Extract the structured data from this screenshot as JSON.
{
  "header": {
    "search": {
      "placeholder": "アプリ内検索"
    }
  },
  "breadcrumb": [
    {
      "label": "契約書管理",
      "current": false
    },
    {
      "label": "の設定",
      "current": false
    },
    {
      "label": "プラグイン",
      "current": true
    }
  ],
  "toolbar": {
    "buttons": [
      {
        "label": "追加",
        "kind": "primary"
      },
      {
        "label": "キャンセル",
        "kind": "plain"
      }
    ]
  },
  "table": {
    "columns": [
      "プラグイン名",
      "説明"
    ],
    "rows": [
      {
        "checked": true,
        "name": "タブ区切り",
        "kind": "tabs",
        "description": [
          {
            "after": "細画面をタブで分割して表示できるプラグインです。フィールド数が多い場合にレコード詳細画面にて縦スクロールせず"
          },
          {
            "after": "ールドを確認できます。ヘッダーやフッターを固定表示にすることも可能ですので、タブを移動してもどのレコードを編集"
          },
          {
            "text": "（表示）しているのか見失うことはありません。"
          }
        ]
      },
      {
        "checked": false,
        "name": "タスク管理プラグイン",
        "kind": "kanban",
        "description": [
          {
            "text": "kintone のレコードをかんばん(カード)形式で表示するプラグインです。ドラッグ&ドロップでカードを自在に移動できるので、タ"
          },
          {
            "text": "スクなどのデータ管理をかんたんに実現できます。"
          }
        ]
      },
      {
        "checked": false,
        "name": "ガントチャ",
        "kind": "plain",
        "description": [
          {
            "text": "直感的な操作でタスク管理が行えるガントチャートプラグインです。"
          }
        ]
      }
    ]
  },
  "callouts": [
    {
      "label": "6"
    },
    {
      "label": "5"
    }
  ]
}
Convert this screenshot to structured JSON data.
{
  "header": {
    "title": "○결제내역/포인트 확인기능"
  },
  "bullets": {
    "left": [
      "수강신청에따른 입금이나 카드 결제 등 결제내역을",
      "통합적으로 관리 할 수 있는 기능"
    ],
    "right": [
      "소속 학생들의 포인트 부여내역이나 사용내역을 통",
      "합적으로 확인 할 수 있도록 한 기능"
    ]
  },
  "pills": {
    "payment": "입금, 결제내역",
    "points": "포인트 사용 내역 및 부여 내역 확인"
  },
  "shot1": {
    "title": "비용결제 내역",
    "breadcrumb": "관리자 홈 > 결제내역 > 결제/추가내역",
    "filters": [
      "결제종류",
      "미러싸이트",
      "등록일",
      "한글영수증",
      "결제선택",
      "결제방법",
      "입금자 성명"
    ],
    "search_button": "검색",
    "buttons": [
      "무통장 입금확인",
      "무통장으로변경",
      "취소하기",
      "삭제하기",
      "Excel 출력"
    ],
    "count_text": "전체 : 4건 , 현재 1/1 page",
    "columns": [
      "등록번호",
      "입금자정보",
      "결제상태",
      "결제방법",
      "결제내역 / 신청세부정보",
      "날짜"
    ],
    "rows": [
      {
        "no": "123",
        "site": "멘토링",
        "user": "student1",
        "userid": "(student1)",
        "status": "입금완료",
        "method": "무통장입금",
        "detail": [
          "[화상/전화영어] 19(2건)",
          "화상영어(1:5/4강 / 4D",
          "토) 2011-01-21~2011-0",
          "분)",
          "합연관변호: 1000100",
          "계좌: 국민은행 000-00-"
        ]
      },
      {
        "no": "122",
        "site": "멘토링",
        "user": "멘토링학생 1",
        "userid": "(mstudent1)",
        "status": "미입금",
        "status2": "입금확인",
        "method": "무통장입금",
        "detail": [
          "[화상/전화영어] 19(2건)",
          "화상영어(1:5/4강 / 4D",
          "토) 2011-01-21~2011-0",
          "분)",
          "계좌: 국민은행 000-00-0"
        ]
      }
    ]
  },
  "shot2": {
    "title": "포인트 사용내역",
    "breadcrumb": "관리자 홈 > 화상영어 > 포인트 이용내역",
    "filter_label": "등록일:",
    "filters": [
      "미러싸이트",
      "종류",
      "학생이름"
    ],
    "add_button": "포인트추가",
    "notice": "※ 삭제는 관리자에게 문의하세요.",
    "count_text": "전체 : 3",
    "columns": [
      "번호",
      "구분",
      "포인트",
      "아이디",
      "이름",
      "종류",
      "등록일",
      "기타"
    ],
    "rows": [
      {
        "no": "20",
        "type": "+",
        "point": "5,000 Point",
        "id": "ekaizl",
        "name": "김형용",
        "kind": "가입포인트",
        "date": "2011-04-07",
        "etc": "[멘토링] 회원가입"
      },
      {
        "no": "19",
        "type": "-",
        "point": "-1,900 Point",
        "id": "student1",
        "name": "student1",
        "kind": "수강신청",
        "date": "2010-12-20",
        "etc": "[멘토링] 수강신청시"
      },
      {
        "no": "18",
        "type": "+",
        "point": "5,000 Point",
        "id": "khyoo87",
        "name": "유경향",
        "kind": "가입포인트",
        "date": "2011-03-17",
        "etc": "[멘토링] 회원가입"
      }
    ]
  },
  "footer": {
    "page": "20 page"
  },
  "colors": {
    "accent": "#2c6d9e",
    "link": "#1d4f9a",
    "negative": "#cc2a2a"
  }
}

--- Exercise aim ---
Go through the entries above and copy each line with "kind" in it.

--- Written answer ---
        "kind": "primary"
        "kind": "plain"
        "kind": "tabs",
        "kind": "kanban",
        "kind": "plain",
        "kind": "가입포인트",
        "kind": "수강신청",
        "kind": "가입포인트",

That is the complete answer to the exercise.